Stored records
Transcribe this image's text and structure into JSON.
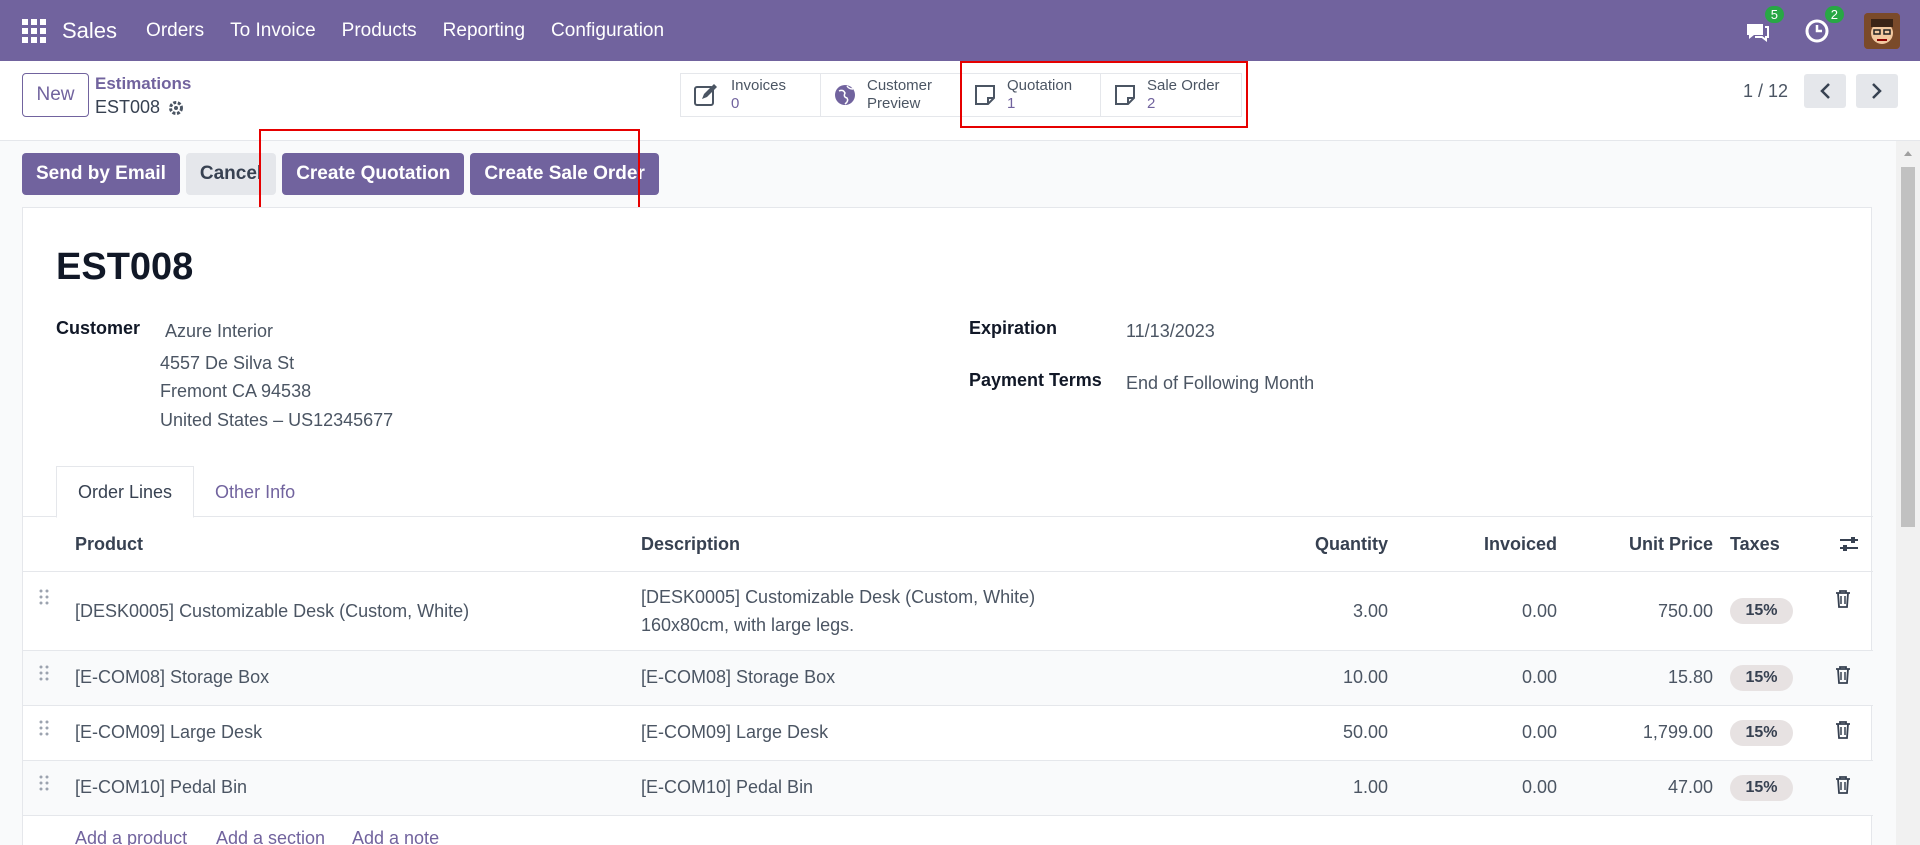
{
  "navbar": {
    "brand": "Sales",
    "menu": [
      "Orders",
      "To Invoice",
      "Products",
      "Reporting",
      "Configuration"
    ],
    "messages_count": "5",
    "activities_count": "2",
    "accent": "#71639e"
  },
  "control": {
    "new_label": "New",
    "breadcrumb_parent": "Estimations",
    "breadcrumb_current": "EST008",
    "smart_buttons": [
      {
        "icon": "edit-icon",
        "label": "Invoices",
        "value": "0"
      },
      {
        "icon": "globe-icon",
        "label": "Customer",
        "value": "Preview"
      },
      {
        "icon": "document-icon",
        "label": "Quotation",
        "value": "1"
      },
      {
        "icon": "document-icon",
        "label": "Sale Order",
        "value": "2"
      }
    ],
    "pager": "1 / 12"
  },
  "actions": {
    "send_email": "Send by Email",
    "cancel": "Cancel",
    "create_quotation": "Create Quotation",
    "create_sale_order": "Create Sale Order"
  },
  "record": {
    "title": "EST008",
    "customer_label": "Customer",
    "customer_name": "Azure Interior",
    "address_line1": "4557 De Silva St",
    "address_line2": "Fremont CA 94538",
    "address_line3": "United States – US12345677",
    "expiration_label": "Expiration",
    "expiration_value": "11/13/2023",
    "payment_terms_label": "Payment Terms",
    "payment_terms_value": "End of Following Month"
  },
  "tabs": [
    "Order Lines",
    "Other Info"
  ],
  "table": {
    "headers": {
      "product": "Product",
      "description": "Description",
      "quantity": "Quantity",
      "invoiced": "Invoiced",
      "unit_price": "Unit Price",
      "taxes": "Taxes"
    },
    "rows": [
      {
        "product": "[DESK0005] Customizable Desk (Custom, White)",
        "description": "[DESK0005] Customizable Desk (Custom, White)",
        "description2": "160x80cm, with large legs.",
        "quantity": "3.00",
        "invoiced": "0.00",
        "unit_price": "750.00",
        "tax": "15%"
      },
      {
        "product": "[E-COM08] Storage Box",
        "description": "[E-COM08] Storage Box",
        "description2": "",
        "quantity": "10.00",
        "invoiced": "0.00",
        "unit_price": "15.80",
        "tax": "15%"
      },
      {
        "product": "[E-COM09] Large Desk",
        "description": "[E-COM09] Large Desk",
        "description2": "",
        "quantity": "50.00",
        "invoiced": "0.00",
        "unit_price": "1,799.00",
        "tax": "15%"
      },
      {
        "product": "[E-COM10] Pedal Bin",
        "description": "[E-COM10] Pedal Bin",
        "description2": "",
        "quantity": "1.00",
        "invoiced": "0.00",
        "unit_price": "47.00",
        "tax": "15%"
      }
    ],
    "add_product": "Add a product",
    "add_section": "Add a section",
    "add_note": "Add a note"
  }
}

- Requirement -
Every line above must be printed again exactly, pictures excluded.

- Result of the task -
Transcribe this image's text and structure into JSON.
{
  "navbar": {
    "brand": "Sales",
    "menu": [
      "Orders",
      "To Invoice",
      "Products",
      "Reporting",
      "Configuration"
    ],
    "messages_count": "5",
    "activities_count": "2",
    "accent": "#71639e"
  },
  "control": {
    "new_label": "New",
    "breadcrumb_parent": "Estimations",
    "breadcrumb_current": "EST008",
    "smart_buttons": [
      {
        "icon": "edit-icon",
        "label": "Invoices",
        "value": "0"
      },
      {
        "icon": "globe-icon",
        "label": "Customer",
        "value": "Preview"
      },
      {
        "icon": "document-icon",
        "label": "Quotation",
        "value": "1"
      },
      {
        "icon": "document-icon",
        "label": "Sale Order",
        "value": "2"
      }
    ],
    "pager": "1 / 12"
  },
  "actions": {
    "send_email": "Send by Email",
    "cancel": "Cancel",
    "create_quotation": "Create Quotation",
    "create_sale_order": "Create Sale Order"
  },
  "record": {
    "title": "EST008",
    "customer_label": "Customer",
    "customer_name": "Azure Interior",
    "address_line1": "4557 De Silva St",
    "address_line2": "Fremont CA 94538",
    "address_line3": "United States – US12345677",
    "expiration_label": "Expiration",
    "expiration_value": "11/13/2023",
    "payment_terms_label": "Payment Terms",
    "payment_terms_value": "End of Following Month"
  },
  "tabs": [
    "Order Lines",
    "Other Info"
  ],
  "table": {
    "headers": {
      "product": "Product",
      "description": "Description",
      "quantity": "Quantity",
      "invoiced": "Invoiced",
      "unit_price": "Unit Price",
      "taxes": "Taxes"
    },
    "rows": [
      {
        "product": "[DESK0005] Customizable Desk (Custom, White)",
        "description": "[DESK0005] Customizable Desk (Custom, White)",
        "description2": "160x80cm, with large legs.",
        "quantity": "3.00",
        "invoiced": "0.00",
        "unit_price": "750.00",
        "tax": "15%"
      },
      {
        "product": "[E-COM08] Storage Box",
        "description": "[E-COM08] Storage Box",
        "description2": "",
        "quantity": "10.00",
        "invoiced": "0.00",
        "unit_price": "15.80",
        "tax": "15%"
      },
      {
        "product": "[E-COM09] Large Desk",
        "description": "[E-COM09] Large Desk",
        "description2": "",
        "quantity": "50.00",
        "invoiced": "0.00",
        "unit_price": "1,799.00",
        "tax": "15%"
      },
      {
        "product": "[E-COM10] Pedal Bin",
        "description": "[E-COM10] Pedal Bin",
        "description2": "",
        "quantity": "1.00",
        "invoiced": "0.00",
        "unit_price": "47.00",
        "tax": "15%"
      }
    ],
    "add_product": "Add a product",
    "add_section": "Add a section",
    "add_note": "Add a note"
  }
}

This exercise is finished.